A new batch of Boeing internal documents related to the 737 Max jetliner paint “a very disturbing picture” regarding employees’ concerns about safety, a House committee reported Tuesday.
The latest documents were sent over late Monday, the same day Boeing said CEO Dennis Muilenburg resigned effective immediately after a string of troubling disclosures about the development of the latest version of the 737 jetliner grounded worldwide after two crashes.
Both the Federal Aviation Administration and the House Transportation and Infrastructure Committee, which has held a series of hearings about the 737 Max, acknowledged receiving the Boeing documents. They did not disclose the contents, saying they are under review.
But the Seattle Times reported the documents include more internal communications involving former Boeing 737 chief test pilot Mark Forkner, who, in records previously disclosed, described problems in the development of the flight-control system blamed in the two crashes.
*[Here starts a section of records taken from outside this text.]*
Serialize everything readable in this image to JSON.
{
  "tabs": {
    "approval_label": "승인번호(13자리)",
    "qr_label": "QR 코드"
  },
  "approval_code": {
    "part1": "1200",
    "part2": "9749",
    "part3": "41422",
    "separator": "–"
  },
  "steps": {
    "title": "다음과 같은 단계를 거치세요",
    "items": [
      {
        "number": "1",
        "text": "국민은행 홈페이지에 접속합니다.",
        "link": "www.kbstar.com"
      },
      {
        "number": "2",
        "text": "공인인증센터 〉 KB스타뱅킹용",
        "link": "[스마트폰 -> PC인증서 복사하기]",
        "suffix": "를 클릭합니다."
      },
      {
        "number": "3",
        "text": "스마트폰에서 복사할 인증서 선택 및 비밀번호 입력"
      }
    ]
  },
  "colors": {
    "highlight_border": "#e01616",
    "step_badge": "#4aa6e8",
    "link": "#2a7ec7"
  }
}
His 2016 missive to a colleague also talked of “basically” but unknowingly, lying to regulators.
A statement from the committee said the documents raise new, serious questions about the 737 Max.
“Staff are continuing to review these records, but similar to other records previously disclosed by Boeing, the records appear to point to a very disturbing picture of both concerns expressed by Boeing employees about the company’s commitment to safety and efforts by some employees to ensure Boeing’s production plans were not diverted by regulators or others,” it said.
Boeing, in response, acknowledged the latest documents could prove damaging.
The company said “as with prior documents referenced by the committee, the tone and content of some of these communications does not reflect the company we are and need to be.” But it said it released them in keeping with a policy of transparency.
Boeing didn’t offer an explanation as to why the documents were not previously disclosed.
The 737 Max was grounded shortly after the March crash of an Ethiopian Airlines flight. In October 2018, a Lion Air 737 Max crashed into the Java Sea. Combined, the accidents killed a total of 346 passengers and crew.
In both cases, blame has focused on a new computerized system called the Maneuvering Characteristics Augmentation System or MCAS. The system was added to make the 737 Max fly like previous versions of the venerable jetliner despite having larger engines repositioned on the wings.
MCAS repeatedly pushed down the nose of the planes as pilots struggled to keep them up, eventually causing the aircraft to plummet earthward.
Boeing has been rewriting software to give pilots more direct control over MCAS, but the changes are yet to be approved by the FAA. Airlines have repeatedly pushed back the plane’s projected return to service. United Airlines now has taken 737 Max off its schedule until early June.